Dr. Stanley, alertly observant of every change, believed it was the end; but, having relinquished his patient, knowing that he was absolutely helpless at this supreme moment, he made no sign.
Presently Mrs. Minturn broke the silence.
“Will you please leave me alone with her for a while?” she asked.
“Oh, I cannot leave my child!” panted Mrs. Seabrook, rebelliously.
“She is in our Father’s care—our trust is in Him,” Mrs. Minturn gently returned. “Go into the next room and lie down. I promise to call you if there is the slightest need, and, believe me, I ask only what is best.”
Dr. Stanley took his sister by the hand and led her unresistingly from the room. He made her go to an adjoining chamber and lie upon a couch, then seated himself beside her.
To his amazement her tense form almost instantly relaxed and in twenty minutes she was asleep.
He sat there with his head bowed upon his hands for nearly two hours, thinking as he had seldom thought during his whole life. At the end of that time the door of Dorothy’s room was noiselessly opened and Mrs. Minturn beckoned to him.
He went to her—softly closing to but not latching the door of his sister’s room—to ascertain what she wanted, but with fear and trembling.
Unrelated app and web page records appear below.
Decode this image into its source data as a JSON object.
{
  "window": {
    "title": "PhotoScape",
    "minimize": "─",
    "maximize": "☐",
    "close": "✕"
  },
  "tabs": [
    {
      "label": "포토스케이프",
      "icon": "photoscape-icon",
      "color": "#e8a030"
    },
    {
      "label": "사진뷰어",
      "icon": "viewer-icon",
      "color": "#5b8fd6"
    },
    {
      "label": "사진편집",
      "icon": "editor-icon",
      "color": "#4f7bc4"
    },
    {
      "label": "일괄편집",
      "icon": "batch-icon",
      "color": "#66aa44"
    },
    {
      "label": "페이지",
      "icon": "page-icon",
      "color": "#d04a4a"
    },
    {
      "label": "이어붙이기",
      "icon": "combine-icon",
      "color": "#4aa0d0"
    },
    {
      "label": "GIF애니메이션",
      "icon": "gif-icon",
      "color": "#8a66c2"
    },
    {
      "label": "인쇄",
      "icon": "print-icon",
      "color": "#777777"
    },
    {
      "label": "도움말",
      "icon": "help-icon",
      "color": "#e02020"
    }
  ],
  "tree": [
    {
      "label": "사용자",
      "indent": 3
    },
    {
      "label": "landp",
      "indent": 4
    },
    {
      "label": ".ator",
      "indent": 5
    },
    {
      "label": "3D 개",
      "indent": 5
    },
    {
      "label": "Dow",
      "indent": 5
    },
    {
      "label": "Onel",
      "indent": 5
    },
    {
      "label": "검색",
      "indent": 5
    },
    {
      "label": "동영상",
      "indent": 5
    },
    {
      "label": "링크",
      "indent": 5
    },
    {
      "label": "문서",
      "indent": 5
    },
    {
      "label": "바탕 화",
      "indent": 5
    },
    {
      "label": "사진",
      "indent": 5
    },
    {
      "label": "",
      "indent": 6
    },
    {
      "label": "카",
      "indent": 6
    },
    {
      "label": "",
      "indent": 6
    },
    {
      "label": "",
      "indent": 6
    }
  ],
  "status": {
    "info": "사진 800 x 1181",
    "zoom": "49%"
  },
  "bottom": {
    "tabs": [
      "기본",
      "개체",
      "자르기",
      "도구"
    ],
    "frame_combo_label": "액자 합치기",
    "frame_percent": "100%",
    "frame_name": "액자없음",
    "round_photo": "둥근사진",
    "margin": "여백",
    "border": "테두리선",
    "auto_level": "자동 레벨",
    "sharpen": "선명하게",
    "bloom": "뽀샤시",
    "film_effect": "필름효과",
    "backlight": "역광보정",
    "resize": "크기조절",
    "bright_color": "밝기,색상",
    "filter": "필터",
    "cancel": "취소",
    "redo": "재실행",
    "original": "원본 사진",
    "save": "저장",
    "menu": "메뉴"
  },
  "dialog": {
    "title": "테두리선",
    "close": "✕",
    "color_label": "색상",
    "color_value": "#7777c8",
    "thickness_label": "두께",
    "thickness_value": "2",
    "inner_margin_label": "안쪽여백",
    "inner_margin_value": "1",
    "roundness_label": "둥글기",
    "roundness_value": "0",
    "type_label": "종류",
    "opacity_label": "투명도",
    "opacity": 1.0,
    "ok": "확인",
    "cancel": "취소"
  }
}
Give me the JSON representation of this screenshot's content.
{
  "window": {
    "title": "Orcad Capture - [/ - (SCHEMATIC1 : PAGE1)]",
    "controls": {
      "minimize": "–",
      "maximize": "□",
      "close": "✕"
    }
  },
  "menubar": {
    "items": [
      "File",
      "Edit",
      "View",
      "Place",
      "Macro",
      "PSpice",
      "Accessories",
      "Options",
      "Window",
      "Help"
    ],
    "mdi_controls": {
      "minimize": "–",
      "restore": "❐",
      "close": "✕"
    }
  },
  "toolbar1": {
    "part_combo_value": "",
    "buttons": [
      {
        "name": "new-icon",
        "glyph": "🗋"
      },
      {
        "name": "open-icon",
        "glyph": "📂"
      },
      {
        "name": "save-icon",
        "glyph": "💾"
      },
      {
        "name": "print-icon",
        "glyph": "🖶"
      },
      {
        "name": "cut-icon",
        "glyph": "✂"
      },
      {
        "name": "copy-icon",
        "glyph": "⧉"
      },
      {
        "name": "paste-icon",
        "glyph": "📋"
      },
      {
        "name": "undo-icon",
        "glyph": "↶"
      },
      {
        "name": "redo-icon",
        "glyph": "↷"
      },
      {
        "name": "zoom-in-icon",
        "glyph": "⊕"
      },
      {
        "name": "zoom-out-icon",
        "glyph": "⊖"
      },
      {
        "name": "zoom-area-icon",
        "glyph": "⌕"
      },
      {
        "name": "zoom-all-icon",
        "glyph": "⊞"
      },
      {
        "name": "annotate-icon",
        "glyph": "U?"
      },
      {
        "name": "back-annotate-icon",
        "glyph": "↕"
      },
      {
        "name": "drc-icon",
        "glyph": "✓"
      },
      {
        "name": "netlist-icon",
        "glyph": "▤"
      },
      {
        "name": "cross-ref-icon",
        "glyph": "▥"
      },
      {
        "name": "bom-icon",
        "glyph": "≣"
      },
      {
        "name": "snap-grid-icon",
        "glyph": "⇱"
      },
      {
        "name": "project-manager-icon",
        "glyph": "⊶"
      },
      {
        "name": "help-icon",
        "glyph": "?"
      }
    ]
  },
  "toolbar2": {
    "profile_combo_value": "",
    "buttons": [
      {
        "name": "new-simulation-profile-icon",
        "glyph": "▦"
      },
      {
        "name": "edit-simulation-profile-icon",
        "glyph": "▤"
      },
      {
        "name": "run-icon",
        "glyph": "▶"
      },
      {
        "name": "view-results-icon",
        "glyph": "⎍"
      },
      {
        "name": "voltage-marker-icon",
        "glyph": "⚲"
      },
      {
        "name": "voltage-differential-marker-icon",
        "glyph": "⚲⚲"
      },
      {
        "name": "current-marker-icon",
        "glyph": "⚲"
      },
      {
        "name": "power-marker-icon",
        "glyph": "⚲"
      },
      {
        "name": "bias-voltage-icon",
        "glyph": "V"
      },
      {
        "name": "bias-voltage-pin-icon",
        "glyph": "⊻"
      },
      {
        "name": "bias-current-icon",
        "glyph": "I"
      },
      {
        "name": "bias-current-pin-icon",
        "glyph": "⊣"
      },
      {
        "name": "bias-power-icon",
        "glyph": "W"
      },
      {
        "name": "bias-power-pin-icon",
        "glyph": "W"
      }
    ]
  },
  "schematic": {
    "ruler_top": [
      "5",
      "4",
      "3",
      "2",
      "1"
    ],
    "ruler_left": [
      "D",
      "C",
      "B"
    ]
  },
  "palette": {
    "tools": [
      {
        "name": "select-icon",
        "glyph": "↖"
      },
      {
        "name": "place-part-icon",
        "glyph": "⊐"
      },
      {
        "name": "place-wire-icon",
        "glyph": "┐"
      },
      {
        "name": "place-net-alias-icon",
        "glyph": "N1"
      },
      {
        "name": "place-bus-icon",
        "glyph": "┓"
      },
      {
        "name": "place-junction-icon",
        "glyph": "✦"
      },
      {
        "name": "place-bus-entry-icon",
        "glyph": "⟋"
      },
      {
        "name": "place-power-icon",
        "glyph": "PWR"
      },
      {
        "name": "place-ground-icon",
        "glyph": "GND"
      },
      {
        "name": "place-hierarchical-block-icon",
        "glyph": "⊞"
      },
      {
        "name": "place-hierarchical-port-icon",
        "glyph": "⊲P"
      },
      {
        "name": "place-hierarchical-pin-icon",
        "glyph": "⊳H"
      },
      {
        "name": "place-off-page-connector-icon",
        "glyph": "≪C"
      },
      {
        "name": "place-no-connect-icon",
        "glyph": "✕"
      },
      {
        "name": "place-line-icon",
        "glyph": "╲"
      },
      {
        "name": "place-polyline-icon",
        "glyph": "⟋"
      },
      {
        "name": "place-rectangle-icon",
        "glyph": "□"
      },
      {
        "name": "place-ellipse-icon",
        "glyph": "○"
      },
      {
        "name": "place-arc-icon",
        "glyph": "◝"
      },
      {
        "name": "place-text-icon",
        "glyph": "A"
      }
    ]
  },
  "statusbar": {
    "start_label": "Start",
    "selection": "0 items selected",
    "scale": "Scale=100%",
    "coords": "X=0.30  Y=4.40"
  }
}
“Please get me a glass of warm milk,” she said to him.
“There is some brandy—” he began.
“No; milk, if you please,” she returned, and disappeared within the room.
A few minutes later he handed the glass in to her and the door was shut again.
Another endless hour and a half he passed sitting upon a balcony that opened off the same floor, waiting—waiting for he knew not what.
Then Mrs. Minturn came to him with the empty tumbler in her hand.
“Have it filled again, please,” she said.
“Is it for—Dorothy?”
“Yes; she has taken what you brought before and asked for more.”
“Asked!” and in spite of his professional self-poise the man’s heart bounded into his throat.
“Yes, she is awake; is perfectly conscious and free from pain, though weak, to sense; but we know that God is omnipresent strength,” Mrs. Minturn replied, with an assurance that proved to him she was confidently resting upon the Rock of Ages, and which also inspired him with hope.
When he returned with the milk he longed to go in and see for himself how the child was progressing, but Mrs. Minturn stood in the aperture of the half-opened door, and he instinctively knew that his presence was not desired.
As she took the glass from him she inquired:
“Is Mrs. Seabrook sleeping?”
“I think so—she was when I left her.”
“Pray let her rest,” said his companion; “but if she should wake tell her that Dorrie is more comfortable; that I shall remain with her all night and do not wish to be disturbed. And you, Dr. Stanley”—with gentle authority—“you must try to rest also; you may safely trust the child to God, and with me as His sentinel, for she is doing well. But first, if you will slip over to the house and ask Katherine to send my night-wrapper I can make myself more comfortable; just drop it outside the door, then go to bed and ‘be not faithless but believing,’ Good-night.”